Fresh ideas to help Rockingham's homeless have emerged as community members step up to help solve the growing issue.
A village, sleeper bus and drop-in centre are among the concepts which have sprung up.
Port Kennedy man Keven Kerrison, a former construction worker now studying community services, said he wanted to help change the situation by building a village for people experiencing homelessness called "Calyute Village".
Mr Kerrison has partnered up with Jonathan Shapiera - who was homelessness for 18 months and shone a light on the issue at a Federal level - to try to get the idea off the ground.
He said the village was inspired by the homeless camp Quixote Village in Washington state and would have houses and communal facilities, including a kitchen, dining room, TV room, laundry, toilets, showers and carpark.
"The plan would be for this village to be the second stepping stone to help people get back into mainstream housing," he said.
"I just want people to realise they (the homeless) are part of our community family and it is our responsibility to look after our family."
Mr Kerrison said he was on the hunt for land, and philanthropists and construction companies willing to help make the idea a reality.
Rockingham Mayor Barry Sammels said Mr Kerrison had been invited to address next month's Rockingham Kwinana Homelessness Inter-Agency Group meeting to determine if there was any interest in his idea from not-for-profit organisations.

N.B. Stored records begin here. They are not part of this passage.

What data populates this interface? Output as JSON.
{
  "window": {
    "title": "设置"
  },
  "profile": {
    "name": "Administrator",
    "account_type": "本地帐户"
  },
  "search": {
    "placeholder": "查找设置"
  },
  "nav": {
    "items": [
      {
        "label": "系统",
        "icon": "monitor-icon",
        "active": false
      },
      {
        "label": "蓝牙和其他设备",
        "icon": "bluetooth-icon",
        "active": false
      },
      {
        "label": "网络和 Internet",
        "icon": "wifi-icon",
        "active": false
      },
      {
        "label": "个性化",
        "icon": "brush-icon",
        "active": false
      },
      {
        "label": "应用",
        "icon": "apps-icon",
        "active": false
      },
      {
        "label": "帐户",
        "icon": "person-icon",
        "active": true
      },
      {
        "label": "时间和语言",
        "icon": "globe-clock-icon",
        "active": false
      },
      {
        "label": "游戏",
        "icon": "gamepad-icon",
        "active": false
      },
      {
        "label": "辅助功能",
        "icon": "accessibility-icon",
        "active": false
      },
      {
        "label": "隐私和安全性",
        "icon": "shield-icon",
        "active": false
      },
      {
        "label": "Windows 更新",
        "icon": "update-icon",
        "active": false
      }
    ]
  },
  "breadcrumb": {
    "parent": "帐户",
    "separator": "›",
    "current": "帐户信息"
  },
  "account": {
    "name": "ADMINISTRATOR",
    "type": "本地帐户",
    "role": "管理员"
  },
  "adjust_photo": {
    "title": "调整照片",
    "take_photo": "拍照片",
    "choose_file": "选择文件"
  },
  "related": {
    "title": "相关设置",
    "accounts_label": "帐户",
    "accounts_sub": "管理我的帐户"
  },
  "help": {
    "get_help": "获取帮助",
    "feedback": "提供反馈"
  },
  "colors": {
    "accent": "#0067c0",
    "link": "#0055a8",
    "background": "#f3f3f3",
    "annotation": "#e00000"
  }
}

Mr Shapiera said a solution was desperately needed and he would work with Mr Kerrison to gain support for the village.
On top of this, Mr Shapiera said his next goal was to acquire funding for a drop-in centre and sleeper bus, which would give people sleeping rough along the coast the opportunity to get off the streets for the night.
Mr Shapiera hopes to have the opportunity to raise the ideas in front of the Senate Economics Committee when it comes to Perth for its inquiry into affordable housing.
He said he was also looking for a not-for-profit organisation to support the ideas, or establish a not-for-profit organisation himself.
Further to the ideas, a feasibility study on homelessness in the region, funded by the City and organised by the Rotary Club of Rockingham, was completed last week.
Rockingham Rotary homelessness committee chairman Peter Philipps said the results of the study were being looked at and the club would decide its next move during the month.